Accepts Multiple Values

This setting indicates whether a parameter accepts multiple parameter values. When a parameter accepts multiple values, you can type a comma-separated list as the value of the parameter in the command, or save a comma-separated list (an array) in a variable, and then specify the variable as the parameter value.

For example, the Name parameter of the Get-Service cmdlet accepts multiple values.
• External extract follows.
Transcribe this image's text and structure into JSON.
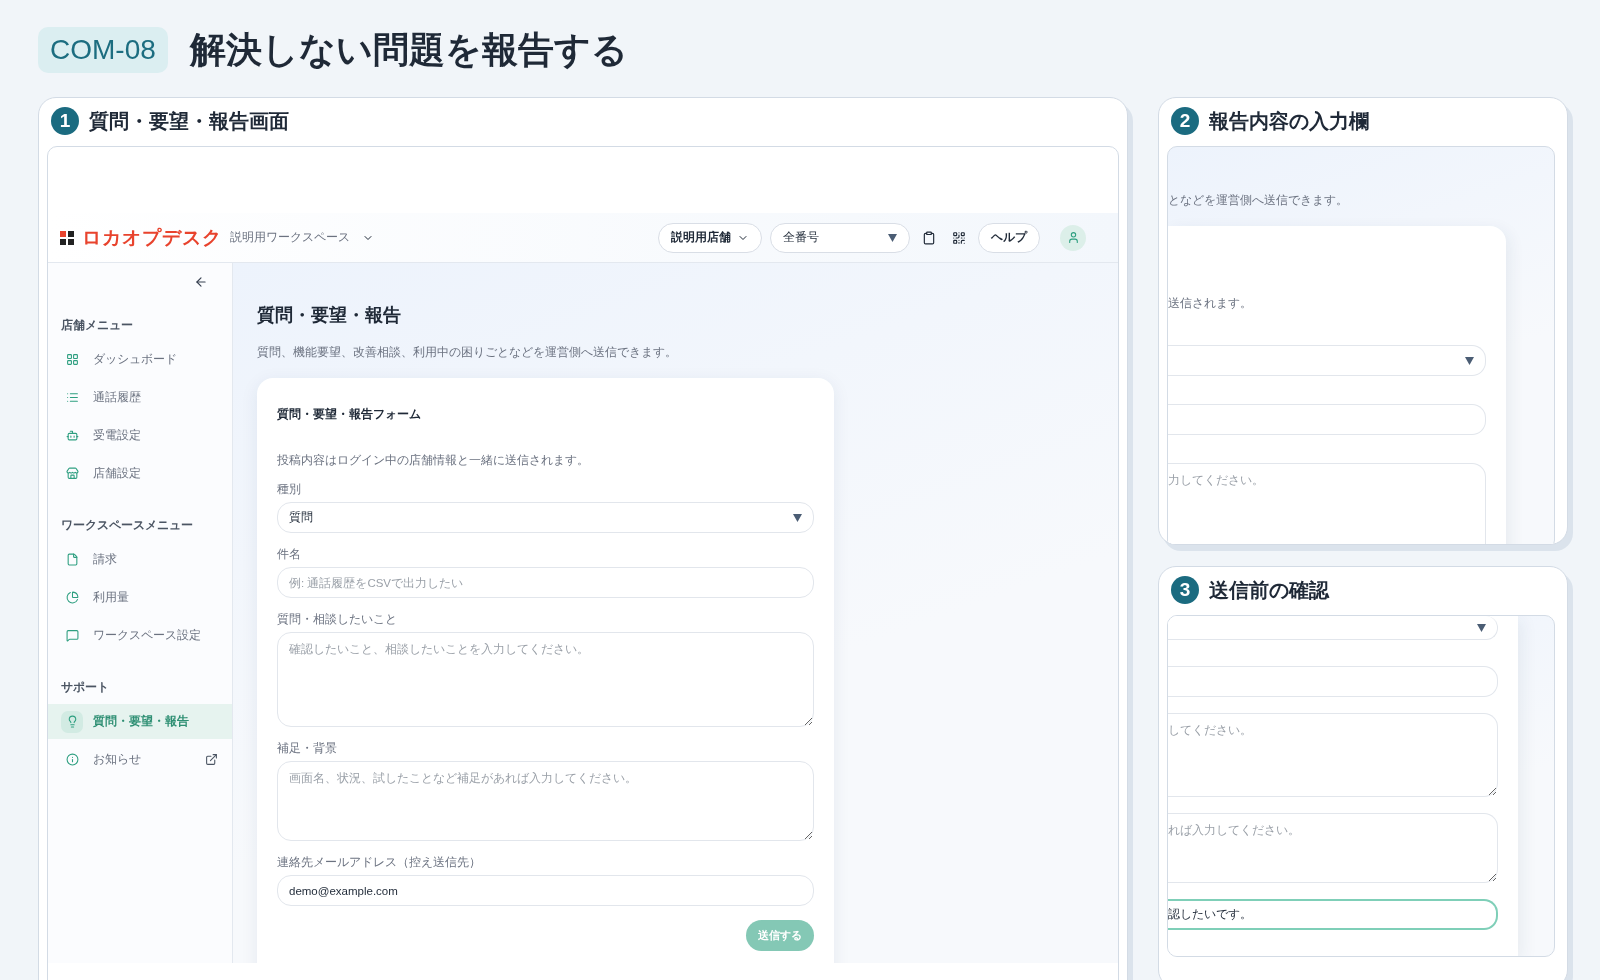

The following commands are both valid:

Get-Service -Name winrm, netlogon
$s = "winrm", "netlogon"
Get-Service -Name $s

Accepts Pipeline Input

This setting indicates whether you can use the pipeline operator (|) to send a value to the parameter.

Value                    Description
-----                    -----------
False                    Indicates that you cannot pipe a value to the

True (by Value)          Indicates that you can pipe any value to the
                         parameter, just so the value has the .NET
                         Framework type specified for the parameter or the
                         value can be converted to the specified .NET
                         Framework type.

When a parameter is "True (by Value)", PowerShell tries to associate any piped values with that parameter before it tries other methods to interpret the command.

True (by Property Name)  Indicates that you can pipe a value to the
                         parameter, but the .NET Framework type of the
                         parameter must include a property with the same
                         name as the parameter.

For example, you can pipe a value to a Name parameter only when the value has a property called Name.


A typed parameter that accepts pipeline input (by Value) or (by PropertyName) enables use of delay-bind script blocks on the parameter.

The delay-bind script block is run automatically during ParameterBinding. The result is bound to the parameter. Delay binding does not work for parameters defined as type ScriptBlock or System.Object, the script block is passed through without being invoked.

You can read about delay-bind script blocks here about_Script_Blocks.md

Accepts Wildcard Characters

This setting indicates whether the parameter's value can contain wildcard characters so that the parameter value can be matched to more than one existing item in the target container.

Common Parameters

Common parameters are parameters that you can use with any cmdlet. For more information about common parameters, see about_CommonParameters.

See also